_YOUR TASK_:
Which lines of the entries hold the string "JSON"? Copy each one.

(ENTRIES SUPPLIED begins)

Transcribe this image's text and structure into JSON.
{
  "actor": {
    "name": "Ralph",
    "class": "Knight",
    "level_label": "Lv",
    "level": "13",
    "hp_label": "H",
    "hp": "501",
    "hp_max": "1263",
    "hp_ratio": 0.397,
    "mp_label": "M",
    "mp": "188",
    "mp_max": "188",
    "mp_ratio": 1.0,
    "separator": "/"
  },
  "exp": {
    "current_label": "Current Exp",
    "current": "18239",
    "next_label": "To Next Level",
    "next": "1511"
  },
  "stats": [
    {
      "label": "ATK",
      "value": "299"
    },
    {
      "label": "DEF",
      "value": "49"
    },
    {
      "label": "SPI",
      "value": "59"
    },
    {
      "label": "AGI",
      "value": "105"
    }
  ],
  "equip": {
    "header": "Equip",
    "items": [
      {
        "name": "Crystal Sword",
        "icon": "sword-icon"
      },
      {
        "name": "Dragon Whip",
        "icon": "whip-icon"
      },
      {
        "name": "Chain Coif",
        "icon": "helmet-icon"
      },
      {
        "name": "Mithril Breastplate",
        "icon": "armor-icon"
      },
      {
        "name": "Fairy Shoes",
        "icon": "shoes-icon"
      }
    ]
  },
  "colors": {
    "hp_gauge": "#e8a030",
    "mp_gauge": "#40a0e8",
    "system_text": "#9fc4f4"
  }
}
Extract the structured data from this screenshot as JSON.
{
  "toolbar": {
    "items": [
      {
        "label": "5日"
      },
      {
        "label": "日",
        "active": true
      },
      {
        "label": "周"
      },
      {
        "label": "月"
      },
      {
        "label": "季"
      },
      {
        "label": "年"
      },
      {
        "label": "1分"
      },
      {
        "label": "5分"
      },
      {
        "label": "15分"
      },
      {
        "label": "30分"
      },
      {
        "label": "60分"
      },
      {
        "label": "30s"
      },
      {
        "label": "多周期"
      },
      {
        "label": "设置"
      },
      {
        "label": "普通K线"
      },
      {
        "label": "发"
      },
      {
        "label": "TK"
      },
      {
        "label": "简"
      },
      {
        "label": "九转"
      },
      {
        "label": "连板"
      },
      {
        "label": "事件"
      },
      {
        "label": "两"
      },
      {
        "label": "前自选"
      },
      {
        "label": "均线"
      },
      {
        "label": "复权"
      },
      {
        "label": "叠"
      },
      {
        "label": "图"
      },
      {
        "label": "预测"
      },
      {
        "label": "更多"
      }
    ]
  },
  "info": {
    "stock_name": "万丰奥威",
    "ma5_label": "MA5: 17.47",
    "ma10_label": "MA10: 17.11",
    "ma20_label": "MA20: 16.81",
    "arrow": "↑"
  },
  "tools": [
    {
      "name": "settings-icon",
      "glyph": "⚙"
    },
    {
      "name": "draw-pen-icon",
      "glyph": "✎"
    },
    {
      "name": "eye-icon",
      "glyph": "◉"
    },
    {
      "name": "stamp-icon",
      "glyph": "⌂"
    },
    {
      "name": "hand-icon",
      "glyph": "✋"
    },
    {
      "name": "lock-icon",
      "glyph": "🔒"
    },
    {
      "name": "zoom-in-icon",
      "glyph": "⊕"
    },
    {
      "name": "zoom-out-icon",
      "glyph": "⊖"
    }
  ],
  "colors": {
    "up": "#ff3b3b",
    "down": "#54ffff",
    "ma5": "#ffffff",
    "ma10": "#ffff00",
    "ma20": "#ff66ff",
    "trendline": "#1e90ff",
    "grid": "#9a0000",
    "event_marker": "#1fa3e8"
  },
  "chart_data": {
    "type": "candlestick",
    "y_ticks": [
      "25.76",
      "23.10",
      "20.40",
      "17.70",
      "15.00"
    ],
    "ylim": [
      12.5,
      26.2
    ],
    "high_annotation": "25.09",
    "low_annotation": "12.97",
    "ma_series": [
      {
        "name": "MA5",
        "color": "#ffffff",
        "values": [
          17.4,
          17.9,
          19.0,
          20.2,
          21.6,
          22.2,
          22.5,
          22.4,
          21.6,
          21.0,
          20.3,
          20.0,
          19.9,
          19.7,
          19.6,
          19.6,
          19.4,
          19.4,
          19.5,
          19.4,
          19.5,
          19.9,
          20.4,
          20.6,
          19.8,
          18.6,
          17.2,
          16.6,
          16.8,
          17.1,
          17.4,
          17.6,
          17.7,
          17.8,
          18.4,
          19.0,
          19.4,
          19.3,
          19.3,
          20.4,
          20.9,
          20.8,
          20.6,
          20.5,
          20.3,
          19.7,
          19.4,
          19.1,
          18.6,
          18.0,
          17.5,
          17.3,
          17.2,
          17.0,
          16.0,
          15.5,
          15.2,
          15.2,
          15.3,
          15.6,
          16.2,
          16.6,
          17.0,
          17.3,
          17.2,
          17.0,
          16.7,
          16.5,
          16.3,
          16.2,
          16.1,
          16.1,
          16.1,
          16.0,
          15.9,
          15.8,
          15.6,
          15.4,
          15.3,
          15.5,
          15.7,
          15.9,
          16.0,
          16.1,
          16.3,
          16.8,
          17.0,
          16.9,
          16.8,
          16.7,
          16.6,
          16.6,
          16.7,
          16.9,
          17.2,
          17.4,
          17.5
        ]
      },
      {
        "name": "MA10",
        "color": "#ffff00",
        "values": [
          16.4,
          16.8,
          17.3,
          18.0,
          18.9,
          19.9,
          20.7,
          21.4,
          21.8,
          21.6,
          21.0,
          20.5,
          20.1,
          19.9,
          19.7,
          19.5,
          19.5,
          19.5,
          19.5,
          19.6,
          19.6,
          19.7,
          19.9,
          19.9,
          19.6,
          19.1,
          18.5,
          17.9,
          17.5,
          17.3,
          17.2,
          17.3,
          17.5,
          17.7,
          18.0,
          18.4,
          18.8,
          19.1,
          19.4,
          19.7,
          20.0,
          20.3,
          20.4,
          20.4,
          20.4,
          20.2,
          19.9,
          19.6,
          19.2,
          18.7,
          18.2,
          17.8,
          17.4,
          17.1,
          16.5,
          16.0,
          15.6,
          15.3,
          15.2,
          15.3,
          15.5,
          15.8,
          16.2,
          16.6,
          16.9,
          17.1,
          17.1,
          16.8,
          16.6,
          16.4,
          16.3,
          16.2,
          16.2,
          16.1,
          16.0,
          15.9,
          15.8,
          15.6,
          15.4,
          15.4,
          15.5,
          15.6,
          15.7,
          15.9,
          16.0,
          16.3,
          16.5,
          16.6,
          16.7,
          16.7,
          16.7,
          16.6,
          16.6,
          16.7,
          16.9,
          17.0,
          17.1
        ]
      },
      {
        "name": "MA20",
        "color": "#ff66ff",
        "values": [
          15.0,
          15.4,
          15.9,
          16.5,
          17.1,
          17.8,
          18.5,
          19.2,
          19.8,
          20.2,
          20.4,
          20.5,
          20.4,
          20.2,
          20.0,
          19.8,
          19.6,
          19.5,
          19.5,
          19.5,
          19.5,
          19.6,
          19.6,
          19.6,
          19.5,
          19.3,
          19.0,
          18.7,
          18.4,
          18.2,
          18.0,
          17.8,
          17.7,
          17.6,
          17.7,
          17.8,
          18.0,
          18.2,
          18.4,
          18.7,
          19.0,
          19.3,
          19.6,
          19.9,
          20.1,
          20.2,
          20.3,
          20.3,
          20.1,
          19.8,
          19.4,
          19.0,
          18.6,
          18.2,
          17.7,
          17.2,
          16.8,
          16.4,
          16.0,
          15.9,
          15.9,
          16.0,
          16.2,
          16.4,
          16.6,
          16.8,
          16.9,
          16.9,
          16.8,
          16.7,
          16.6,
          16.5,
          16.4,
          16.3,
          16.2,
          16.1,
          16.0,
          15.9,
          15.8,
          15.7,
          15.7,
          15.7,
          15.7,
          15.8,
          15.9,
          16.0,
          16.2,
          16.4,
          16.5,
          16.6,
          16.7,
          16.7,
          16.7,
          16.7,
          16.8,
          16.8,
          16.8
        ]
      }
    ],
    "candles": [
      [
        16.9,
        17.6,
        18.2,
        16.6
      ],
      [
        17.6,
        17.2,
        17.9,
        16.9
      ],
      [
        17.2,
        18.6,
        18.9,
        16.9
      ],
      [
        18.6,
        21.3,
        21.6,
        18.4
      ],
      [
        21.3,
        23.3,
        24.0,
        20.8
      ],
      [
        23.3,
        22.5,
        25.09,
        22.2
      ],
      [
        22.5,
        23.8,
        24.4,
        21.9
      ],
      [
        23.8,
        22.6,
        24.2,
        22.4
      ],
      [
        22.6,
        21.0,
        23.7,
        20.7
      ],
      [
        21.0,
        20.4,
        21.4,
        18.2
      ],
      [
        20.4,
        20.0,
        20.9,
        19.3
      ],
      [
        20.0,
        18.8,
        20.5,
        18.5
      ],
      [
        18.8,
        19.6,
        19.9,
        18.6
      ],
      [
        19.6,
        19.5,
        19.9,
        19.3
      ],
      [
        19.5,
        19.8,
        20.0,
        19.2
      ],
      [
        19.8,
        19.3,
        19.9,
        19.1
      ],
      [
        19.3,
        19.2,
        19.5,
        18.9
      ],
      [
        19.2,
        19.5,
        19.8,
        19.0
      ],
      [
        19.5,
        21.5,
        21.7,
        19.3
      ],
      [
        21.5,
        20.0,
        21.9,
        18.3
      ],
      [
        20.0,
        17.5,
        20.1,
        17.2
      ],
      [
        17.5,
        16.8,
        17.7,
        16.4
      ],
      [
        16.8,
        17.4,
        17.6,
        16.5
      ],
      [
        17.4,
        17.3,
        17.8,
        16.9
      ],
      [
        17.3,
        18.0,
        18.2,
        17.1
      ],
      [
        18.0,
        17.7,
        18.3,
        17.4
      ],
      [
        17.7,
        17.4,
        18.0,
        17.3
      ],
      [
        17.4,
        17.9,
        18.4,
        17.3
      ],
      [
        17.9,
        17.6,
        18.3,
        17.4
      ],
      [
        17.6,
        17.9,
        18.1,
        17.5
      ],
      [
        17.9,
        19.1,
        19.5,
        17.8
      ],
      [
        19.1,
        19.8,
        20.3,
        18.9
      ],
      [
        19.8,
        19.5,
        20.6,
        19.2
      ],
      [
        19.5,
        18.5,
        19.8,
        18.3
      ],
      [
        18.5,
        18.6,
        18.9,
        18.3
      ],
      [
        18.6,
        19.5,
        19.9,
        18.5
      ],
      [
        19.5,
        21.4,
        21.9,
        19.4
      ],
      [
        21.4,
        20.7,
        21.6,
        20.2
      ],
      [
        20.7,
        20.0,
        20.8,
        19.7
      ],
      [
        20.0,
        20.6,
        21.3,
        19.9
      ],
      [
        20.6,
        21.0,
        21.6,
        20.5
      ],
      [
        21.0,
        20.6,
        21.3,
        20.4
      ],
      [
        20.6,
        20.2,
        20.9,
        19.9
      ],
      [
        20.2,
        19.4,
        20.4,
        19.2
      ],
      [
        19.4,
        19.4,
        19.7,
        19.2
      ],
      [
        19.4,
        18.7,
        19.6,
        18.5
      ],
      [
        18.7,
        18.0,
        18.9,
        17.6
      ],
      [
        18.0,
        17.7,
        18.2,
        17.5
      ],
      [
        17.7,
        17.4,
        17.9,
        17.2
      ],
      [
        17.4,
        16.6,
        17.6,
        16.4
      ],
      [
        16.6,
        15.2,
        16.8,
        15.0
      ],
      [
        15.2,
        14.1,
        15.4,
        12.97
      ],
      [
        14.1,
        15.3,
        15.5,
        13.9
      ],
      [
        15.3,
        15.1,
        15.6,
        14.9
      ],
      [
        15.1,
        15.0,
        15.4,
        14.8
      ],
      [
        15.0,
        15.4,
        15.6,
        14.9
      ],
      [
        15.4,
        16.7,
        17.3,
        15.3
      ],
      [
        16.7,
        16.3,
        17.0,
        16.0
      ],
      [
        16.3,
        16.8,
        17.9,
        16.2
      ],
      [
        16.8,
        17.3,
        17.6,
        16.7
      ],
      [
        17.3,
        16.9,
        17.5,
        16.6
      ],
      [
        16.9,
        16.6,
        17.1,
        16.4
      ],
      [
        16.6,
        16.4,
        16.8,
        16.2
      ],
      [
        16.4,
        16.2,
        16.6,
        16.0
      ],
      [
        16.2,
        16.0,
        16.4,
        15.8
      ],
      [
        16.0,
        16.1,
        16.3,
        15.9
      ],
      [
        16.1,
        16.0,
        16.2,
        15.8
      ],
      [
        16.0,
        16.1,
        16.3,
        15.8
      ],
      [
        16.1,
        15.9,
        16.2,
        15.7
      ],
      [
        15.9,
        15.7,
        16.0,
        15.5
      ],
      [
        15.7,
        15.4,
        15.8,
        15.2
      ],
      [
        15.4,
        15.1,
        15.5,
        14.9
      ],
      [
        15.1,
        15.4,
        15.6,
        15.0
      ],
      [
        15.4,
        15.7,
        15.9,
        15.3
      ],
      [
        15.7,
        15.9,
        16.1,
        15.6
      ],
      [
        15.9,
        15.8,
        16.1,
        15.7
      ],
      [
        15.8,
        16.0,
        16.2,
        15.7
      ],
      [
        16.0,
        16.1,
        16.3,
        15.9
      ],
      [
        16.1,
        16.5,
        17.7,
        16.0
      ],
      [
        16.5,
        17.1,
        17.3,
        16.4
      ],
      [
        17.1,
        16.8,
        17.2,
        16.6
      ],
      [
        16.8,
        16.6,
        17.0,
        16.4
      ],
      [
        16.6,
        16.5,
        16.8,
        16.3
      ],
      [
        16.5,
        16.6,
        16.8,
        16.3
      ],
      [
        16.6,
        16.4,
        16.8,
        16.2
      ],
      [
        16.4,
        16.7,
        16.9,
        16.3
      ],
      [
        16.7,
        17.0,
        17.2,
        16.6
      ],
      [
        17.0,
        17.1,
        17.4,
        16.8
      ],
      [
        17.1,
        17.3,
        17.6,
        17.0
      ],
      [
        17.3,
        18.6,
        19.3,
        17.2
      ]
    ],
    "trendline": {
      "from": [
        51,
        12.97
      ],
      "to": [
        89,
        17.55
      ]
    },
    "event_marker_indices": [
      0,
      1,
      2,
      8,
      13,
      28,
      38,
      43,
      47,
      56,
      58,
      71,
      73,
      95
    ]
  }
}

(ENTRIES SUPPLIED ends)

_RESPONSE TO THIS EXERCISE_:
Transcribe this image's text and structure into JSON.
Extract the structured data from this screenshot as JSON.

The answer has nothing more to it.